“Watergate just happened to come along at the same time as the demand for honesty in relations between the sexes, in advertising, in ecology, in almost everything. It just stumbled into that great big elephant trap that had already been built for it.” – Walter Cronkite
On August 9, 1974 Richard Nixon resigned rather than face almost certain impeachment and removal from the office of President for his role in the Watergate scandal. I was thirteen years old. He was and continues to be the only U.S. president to resign from office. His Vice President, Spiro Agnew, had resigned earlier after being charged with accepting bribes while holding office as a Baltimore County Executive, the Governor of Maryland, and the Vice President. He was replaced by House Minority Leader Gerald Ford who subsequently became the only person to have served as both Vice President and President of the United States without being elected to executive office. This was a very messy time for the United States and American politics, but, we survived all the turmoil.
If you have ever read anything about Nixon, by most accounts, he was not a very nice person. Insecure and paranoid are often used to describe his demeanor. And like the boss, Nixon surrounded himself with a pretty nasty crew of advisers and henchmen. Nixon wanted to be loved and there was a large segment of the American population that simply found him unlovable.
I posted the other day that I have Donald Trump fatigue and I am just a little over 100 days into his reign with many more days to come. So since I was just 13 when Nixon resigned and really all I remember about the whole Watergate thing was seeing our North Carolina Senator, Sam Ervin on television seemingly everyday and Nixon on the steps of the helicopter waving peace signs goodbye I asked an older gentleman at my Church if he saw any similarities between then (Nixon) and today (Trump). Just to be fair, full disclosure, this guy did not vote for Trump.
The biggest similarity my friend sees between the Nixon and Trump administrations is a lack of trust by a segment of the population. He remembers the Nixon supporters as a fervent bunch, mostly older, certainly more establishment.

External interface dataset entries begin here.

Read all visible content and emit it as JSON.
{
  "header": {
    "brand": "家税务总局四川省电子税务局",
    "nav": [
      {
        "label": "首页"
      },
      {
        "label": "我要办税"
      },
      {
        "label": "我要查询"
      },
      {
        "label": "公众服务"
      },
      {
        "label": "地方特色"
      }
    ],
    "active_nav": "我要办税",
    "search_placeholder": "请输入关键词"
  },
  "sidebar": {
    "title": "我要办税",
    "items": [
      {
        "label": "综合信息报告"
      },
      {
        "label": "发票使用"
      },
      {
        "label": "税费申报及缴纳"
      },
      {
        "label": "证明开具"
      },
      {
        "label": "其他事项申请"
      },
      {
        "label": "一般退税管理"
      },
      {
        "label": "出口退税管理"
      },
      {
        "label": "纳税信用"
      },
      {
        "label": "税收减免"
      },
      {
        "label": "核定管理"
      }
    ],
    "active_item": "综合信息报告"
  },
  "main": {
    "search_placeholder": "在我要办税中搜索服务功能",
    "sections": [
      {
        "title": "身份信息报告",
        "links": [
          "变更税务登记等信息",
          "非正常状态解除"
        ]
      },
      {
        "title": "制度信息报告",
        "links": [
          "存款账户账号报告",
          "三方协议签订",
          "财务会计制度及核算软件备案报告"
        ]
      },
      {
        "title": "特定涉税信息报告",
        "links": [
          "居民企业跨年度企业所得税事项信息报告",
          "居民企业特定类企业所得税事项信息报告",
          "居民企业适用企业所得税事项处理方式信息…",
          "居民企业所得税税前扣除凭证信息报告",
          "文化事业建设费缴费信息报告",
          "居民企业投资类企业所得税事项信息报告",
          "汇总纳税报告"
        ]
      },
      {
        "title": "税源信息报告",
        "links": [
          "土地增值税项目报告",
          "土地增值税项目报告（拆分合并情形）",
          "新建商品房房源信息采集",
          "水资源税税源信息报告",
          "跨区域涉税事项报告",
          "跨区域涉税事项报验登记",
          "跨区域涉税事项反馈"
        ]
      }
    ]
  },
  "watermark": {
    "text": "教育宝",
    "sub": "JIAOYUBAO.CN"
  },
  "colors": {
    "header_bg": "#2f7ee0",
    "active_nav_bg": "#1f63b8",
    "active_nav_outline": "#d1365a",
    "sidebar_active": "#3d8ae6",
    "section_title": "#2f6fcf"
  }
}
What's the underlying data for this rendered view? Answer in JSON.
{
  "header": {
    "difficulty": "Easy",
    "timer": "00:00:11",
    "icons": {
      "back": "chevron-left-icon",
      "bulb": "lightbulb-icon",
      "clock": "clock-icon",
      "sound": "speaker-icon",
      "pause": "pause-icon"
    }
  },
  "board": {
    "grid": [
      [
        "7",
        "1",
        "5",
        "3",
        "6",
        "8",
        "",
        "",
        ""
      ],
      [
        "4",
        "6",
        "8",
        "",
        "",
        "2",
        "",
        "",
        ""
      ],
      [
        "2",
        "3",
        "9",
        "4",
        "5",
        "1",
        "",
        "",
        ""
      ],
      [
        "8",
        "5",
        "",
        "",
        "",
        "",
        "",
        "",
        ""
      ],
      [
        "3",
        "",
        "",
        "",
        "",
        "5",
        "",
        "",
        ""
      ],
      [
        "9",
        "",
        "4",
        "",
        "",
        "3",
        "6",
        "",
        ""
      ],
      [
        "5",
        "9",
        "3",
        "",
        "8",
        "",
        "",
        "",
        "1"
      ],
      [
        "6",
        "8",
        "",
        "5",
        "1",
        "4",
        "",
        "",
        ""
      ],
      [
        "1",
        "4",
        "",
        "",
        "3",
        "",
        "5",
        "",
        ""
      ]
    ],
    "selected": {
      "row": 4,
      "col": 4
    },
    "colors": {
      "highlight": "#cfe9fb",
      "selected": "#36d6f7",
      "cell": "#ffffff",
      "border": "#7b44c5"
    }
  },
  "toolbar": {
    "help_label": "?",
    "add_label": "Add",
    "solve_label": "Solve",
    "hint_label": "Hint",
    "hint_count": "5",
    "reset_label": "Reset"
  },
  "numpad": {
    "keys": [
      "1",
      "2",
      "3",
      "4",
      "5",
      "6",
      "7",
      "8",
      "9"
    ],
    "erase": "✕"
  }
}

He said they didn’t have terms like the “Christian Right” back then but Nixon appealed to the Protestant, family values crowd which was composed of both the working class and the wealthy.
He remembered Nixon doing some good things, ending the Vietnam War and enforcing the desegregation of Southern schools being two he recalled but it never seemed enough for him to build a level of trust with everyone. There was just something about him, the way he looked, the way he talked that didn’t give people a good feeling. I guess in the end those folks were right.
I asked him when all the Watergate stuff was cascading down on the heads of the American people was there a sense that the world was going to end? No, he said. People weren’t happy that all the time, energy and money was being spent to unravel the Watergate mess, but strong leaders emerged, he mentioned Sam Ervin, who gave people confidence that this wouldn’t simply become a pissing match between the Republicans and the Democrats and get swept under the rug.
It is hard to know at this point if Watergate and Russiagate are on par with each other. From our Presidents standpoint Russiagate is simply a figment of the Democrats imagination. But the battle lines have been drawn to discover or coverup the truth and at this point, given the Senate hearing I watched yesterday with FBI Director Comey, the line simply dissects the two political parties.
This has all the makings of a very slow and very expensive process. It would easy to envision two or three years passing and we not know anymore than we know right now because of party interference. Hopefully strong leadership, from both sides, will rise to the occasion and discover the truth, whatever that truth may be. Right now it is just a dance, a dance of would, should and could. I hope we all are wearing comfortable shoes.
“Even Napoleon had his Watergate.” – Yogi Berra